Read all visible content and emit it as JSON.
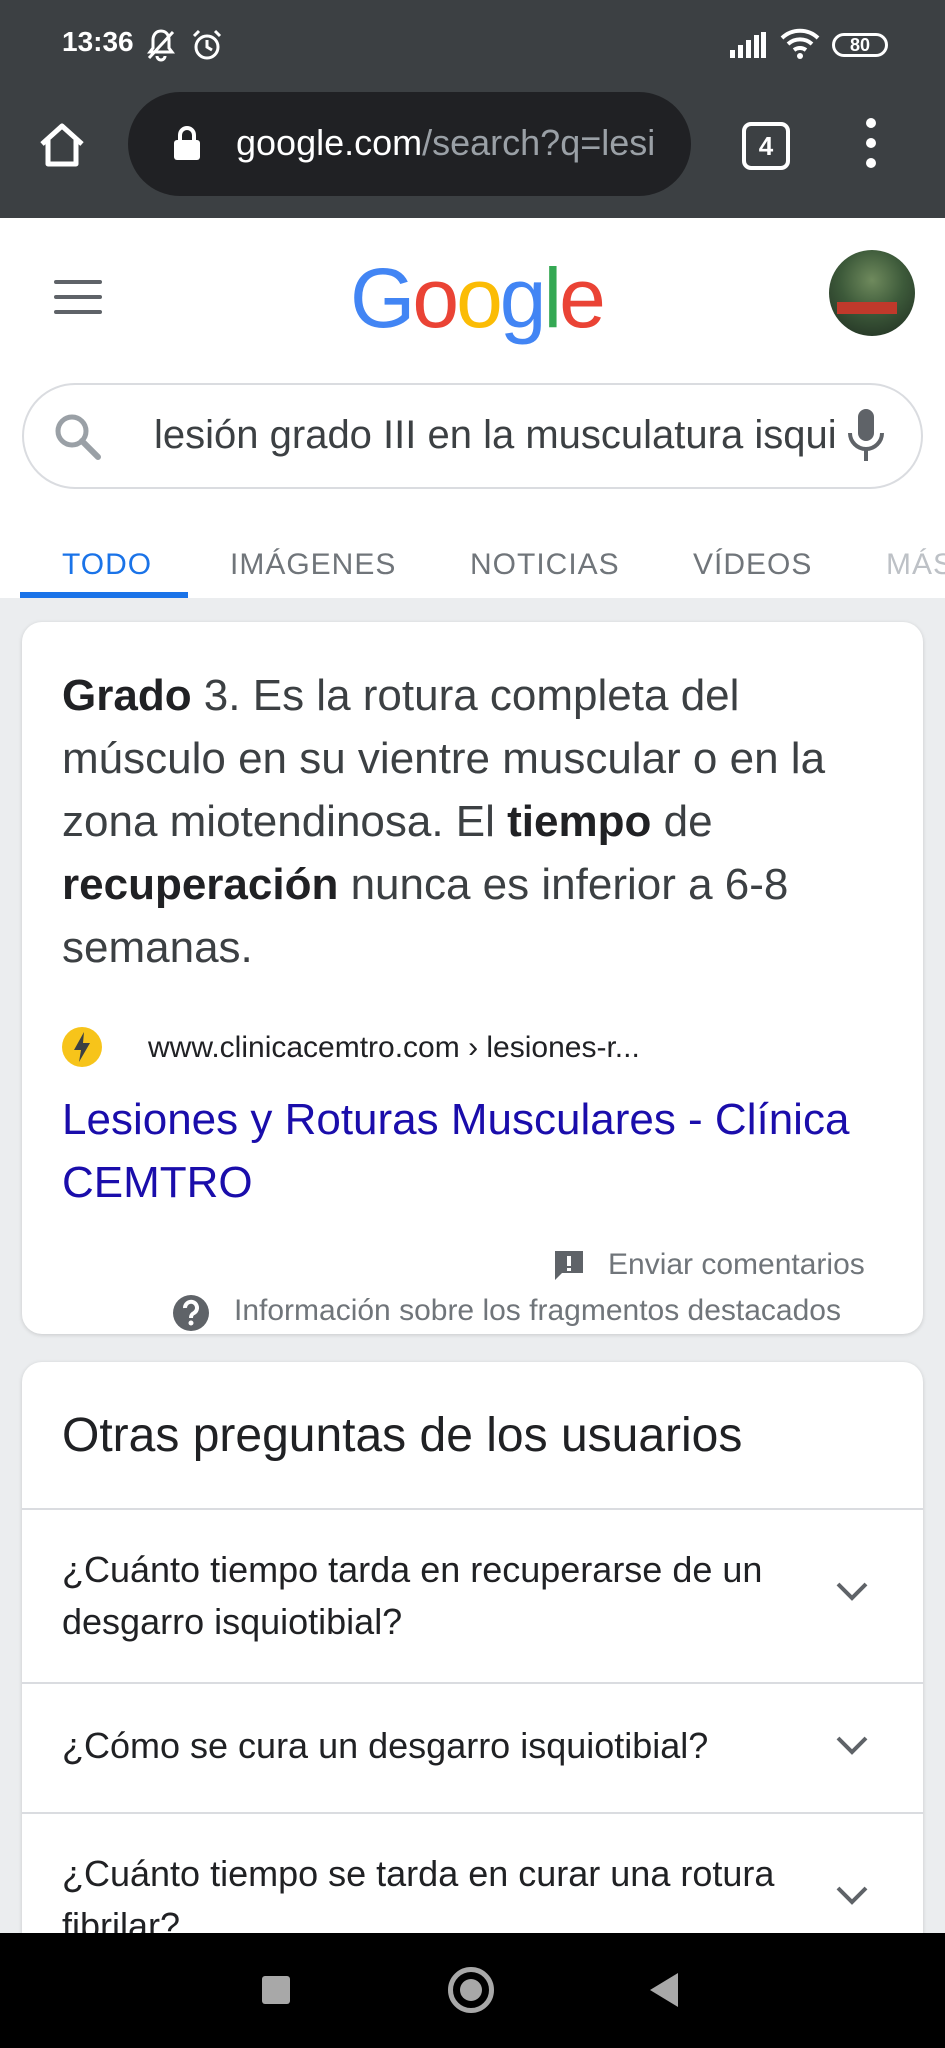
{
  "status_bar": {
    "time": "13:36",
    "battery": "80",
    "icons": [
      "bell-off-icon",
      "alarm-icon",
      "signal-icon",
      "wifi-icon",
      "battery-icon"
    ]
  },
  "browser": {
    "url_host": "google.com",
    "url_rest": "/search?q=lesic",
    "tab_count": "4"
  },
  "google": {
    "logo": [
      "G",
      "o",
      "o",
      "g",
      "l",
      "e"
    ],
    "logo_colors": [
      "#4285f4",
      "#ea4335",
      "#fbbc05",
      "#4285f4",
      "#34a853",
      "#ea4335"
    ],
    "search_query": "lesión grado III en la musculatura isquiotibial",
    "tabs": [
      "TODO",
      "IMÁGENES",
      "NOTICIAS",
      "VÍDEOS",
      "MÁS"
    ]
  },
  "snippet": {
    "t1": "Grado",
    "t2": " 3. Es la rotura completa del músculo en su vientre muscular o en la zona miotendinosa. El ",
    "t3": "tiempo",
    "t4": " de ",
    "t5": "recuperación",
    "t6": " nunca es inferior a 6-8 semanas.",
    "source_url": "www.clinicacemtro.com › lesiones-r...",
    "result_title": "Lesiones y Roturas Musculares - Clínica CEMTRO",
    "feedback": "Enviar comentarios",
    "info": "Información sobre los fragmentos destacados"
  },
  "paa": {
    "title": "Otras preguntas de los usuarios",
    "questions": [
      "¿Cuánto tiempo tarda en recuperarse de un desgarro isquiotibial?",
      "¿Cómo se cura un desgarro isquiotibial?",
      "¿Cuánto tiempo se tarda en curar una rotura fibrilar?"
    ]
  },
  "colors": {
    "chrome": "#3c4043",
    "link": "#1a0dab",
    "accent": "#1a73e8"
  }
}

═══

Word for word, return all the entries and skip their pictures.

Read all visible content and emit it as JSON.
{
  "status_bar": {
    "time": "13:36",
    "battery": "80",
    "icons": [
      "bell-off-icon",
      "alarm-icon",
      "signal-icon",
      "wifi-icon",
      "battery-icon"
    ]
  },
  "browser": {
    "url_host": "google.com",
    "url_rest": "/search?q=lesic",
    "tab_count": "4"
  },
  "google": {
    "logo": [
      "G",
      "o",
      "o",
      "g",
      "l",
      "e"
    ],
    "logo_colors": [
      "#4285f4",
      "#ea4335",
      "#fbbc05",
      "#4285f4",
      "#34a853",
      "#ea4335"
    ],
    "search_query": "lesión grado III en la musculatura isquiotibial",
    "tabs": [
      "TODO",
      "IMÁGENES",
      "NOTICIAS",
      "VÍDEOS",
      "MÁS"
    ]
  },
  "snippet": {
    "t1": "Grado",
    "t2": " 3. Es la rotura completa del músculo en su vientre muscular o en la zona miotendinosa. El ",
    "t3": "tiempo",
    "t4": " de ",
    "t5": "recuperación",
    "t6": " nunca es inferior a 6-8 semanas.",
    "source_url": "www.clinicacemtro.com › lesiones-r...",
    "result_title": "Lesiones y Roturas Musculares - Clínica CEMTRO",
    "feedback": "Enviar comentarios",
    "info": "Información sobre los fragmentos destacados"
  },
  "paa": {
    "title": "Otras preguntas de los usuarios",
    "questions": [
      "¿Cuánto tiempo tarda en recuperarse de un desgarro isquiotibial?",
      "¿Cómo se cura un desgarro isquiotibial?",
      "¿Cuánto tiempo se tarda en curar una rotura fibrilar?"
    ]
  },
  "colors": {
    "chrome": "#3c4043",
    "link": "#1a0dab",
    "accent": "#1a73e8"
  }
}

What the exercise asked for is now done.